With this code, all clients will get the exact same output. The (potentially) resource intensive function that feed the timeEnum would be called only once every time step, independently of the number of clients.

Conclusion

Hubs are a great way to multiplex an answer to many clients. 
Sadly, there is no documentation for the moment.


Open Questions

I don't understand everything in my own (based on “try and test”) code :( Hopefully, someone can shed some light on the two below open points:
  1. First, a Scala question: why do I have to add the “implicit” parameter in the hub version while it is not necessary in the version without hub?
  2. In the first example, if I remove the Enumerator definition from the end point function and put it in the controller object scope, I get the exact same result. In this case, shouldn't the Enumerator be shared between the clients? I don't know exactly what should happen, but I don't understand why each client gets its own enumerator:
 
  val timestep = 1000
  val timeEnum = Enumerator.fromCallback{ () =>
    Promise.timeout( {
      val currentTime = java.lang.System.currentTimeMillis()
      Logger.debug(currentTime toString)
      Some(currentTime +":ds")},
      timestep, TimeUnit.MILLISECONDS )
  } 
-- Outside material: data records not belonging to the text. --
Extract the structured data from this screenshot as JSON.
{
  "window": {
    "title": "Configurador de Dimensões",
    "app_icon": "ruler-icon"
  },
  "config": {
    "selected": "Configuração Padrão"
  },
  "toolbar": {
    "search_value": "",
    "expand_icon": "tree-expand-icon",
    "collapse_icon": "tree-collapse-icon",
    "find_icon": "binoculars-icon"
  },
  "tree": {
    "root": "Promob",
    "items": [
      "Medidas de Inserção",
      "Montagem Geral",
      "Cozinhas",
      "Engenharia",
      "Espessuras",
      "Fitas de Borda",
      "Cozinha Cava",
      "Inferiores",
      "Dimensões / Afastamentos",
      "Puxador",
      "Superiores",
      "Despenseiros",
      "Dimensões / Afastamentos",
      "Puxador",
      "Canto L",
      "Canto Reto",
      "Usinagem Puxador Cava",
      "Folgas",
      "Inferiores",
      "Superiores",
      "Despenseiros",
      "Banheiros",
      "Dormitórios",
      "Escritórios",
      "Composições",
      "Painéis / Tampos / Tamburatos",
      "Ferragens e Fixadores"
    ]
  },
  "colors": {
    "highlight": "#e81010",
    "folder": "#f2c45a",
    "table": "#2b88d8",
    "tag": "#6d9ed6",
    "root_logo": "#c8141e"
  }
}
  //why do each client have its own timeEnum
  // (declared in the controller object scope)??
  def servereventsshared = Action {
    implicit val encoder = Comet.CometMessage.stringMessages
    Ok.stream(timeEnum &> EventSource()).as("text/event-stream")
  }

This gives the exact same result as the version without hub

Last question: how will the server know that a client browser window has been closed and that the stream shouldn't be pushed to this client anymore? no way... ?

Thanks

Thanks to Gaƫtan Renaudeau who wrote a very interesting experiment and blog post using, among other things, hub. His experiment raises my attention to this undocumented Play2 feature.

2 comments:

  1. I am trying to implement this in Java-Play Framework. Any pointers?

    ReplyDelete
  2. How to implement SSE with PlayFramework 1.2.7 ?

    ReplyDelete